Its corn season here in the Piedmont of North Carolina! And that’s a good thing! I love corn. Cooking the ears in boiling water is the simplest but when the temps are in the 90sf as it has been for the past week I try not to cook inside and instead use the natural gas grill on the patio. The grill is tapped into the natural gas line for the furnace so there are no tanks to refill! Its easy! And with the total cost of $3.00 for 12 ears you cannot go wrong!
The simplest way to grill is to place corn directly on the grill. You can leave the husk on which creates a steamy environment for those kernels to cook! I had removed the husk here. You also could add spices or herbs or flavor them with herb butters. I like to taste the sweetness of the corn so just a little butter is fine by me!
In Cameron Village Shopping Center they have installed these beautiful hanging plantings. They seem to be appearing all around town.
There are about a dozen different shapes and designs through out the shopping center.
The Basjoo banana bloom continues to develop! I am still surprised that it decided to bloom at only 5 feet tall.
And several lilies are blooming. In the past, voles would have eaten the lilies before they bloomed but thanks to a black snake I have seen often my vole issue seems to be under control! This is an unusual color which was included in a mixed bag.
The hydrangeas continue to delight me! I think they are my favorite blooming shrub? Thank you Mother Nature for the rain!

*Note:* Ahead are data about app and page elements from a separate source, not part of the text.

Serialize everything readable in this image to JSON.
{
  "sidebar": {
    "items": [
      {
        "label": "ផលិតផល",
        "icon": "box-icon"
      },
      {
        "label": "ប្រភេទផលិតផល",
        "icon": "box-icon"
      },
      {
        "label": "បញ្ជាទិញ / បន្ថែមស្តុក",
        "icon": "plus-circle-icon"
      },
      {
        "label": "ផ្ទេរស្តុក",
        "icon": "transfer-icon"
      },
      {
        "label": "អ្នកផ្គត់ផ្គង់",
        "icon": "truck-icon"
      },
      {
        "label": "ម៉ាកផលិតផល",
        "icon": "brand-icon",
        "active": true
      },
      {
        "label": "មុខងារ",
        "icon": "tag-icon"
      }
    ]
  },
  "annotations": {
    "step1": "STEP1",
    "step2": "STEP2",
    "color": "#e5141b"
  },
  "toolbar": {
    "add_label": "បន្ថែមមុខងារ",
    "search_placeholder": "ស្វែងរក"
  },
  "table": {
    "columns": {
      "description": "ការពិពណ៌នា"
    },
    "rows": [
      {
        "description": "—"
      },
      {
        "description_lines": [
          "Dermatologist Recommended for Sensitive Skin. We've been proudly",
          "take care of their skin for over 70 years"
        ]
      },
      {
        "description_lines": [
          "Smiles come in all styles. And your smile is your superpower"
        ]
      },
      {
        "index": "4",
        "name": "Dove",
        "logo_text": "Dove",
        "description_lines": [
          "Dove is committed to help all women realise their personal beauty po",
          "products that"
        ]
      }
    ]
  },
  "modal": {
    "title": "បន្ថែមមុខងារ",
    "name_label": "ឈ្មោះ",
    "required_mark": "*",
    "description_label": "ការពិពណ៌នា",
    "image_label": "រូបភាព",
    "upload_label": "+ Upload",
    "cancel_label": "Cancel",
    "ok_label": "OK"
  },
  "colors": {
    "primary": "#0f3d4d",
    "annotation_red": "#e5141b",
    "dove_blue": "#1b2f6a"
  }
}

This is an Incrediball Hydrangea which is a cultivar of the Smooth Hydrangea ( Hydrangea arborescens). I love its sister Annabelle, too, but I have not found a location for a few of those……yet!
So little room!! I really need to buy that house next door…………
I am ready to plant the Spring garden! I have bags of garden soil to jumpstart the plants and freshen up last year’s soil.
We have a threat of below freezing temperatures over the next few nights and I am waiting until the weekend to actually plant cabbage, collards, and the seeds of lettuce and arugula.
Daffodils are blooming, though. They can survive the light frost.
My young buckeye trees are budding! They should survive the light frost unharmed, too.
The garden centers are ready and I am excited with the beautiful plants such as this tropical geranium or Pelargonium. I might have to plant a few of these!
And large clumps of fragrant hyacinths are beautiful!
Every morning someone wakes me up at dawn. It begins with quiet whimpering and wining. Then a paw or two under the door.
If he has to really, really go out immediately he will bark a few times!
Look at all that gray hair! He is now middle-aged. My sweet old man!
On the last day of my staycation, it was time to clean up the vegetable garden. The cucumbers have been long gone. The tomatoes were hanging on -barely. Its time to replace the Summer veggies with Fall, cool-season, vegetables.
The trellises will be cleaned and stored in the garden shed.
The Buddha will keep a watch on them as I work on the beds.
A couple sweeps of the garden rake removes roots and weeds. The soil is leveled using the back of the rake.
The seeds are broadcast sewn. They will germinate within a few days if it continues to be warm.
Gus enjoys looking for any wildlife he can find among the azaleas and daylilies.
The daytime temps were in the 80s for the second day today. This will help the seeds to germinate but if it stays warm too long they my bolt, or go to seed too fast. This can produce bitter greens. Cooler temperatures are best to prolong the season. Some greens, such as collards, are best when they are nipped by frost at night!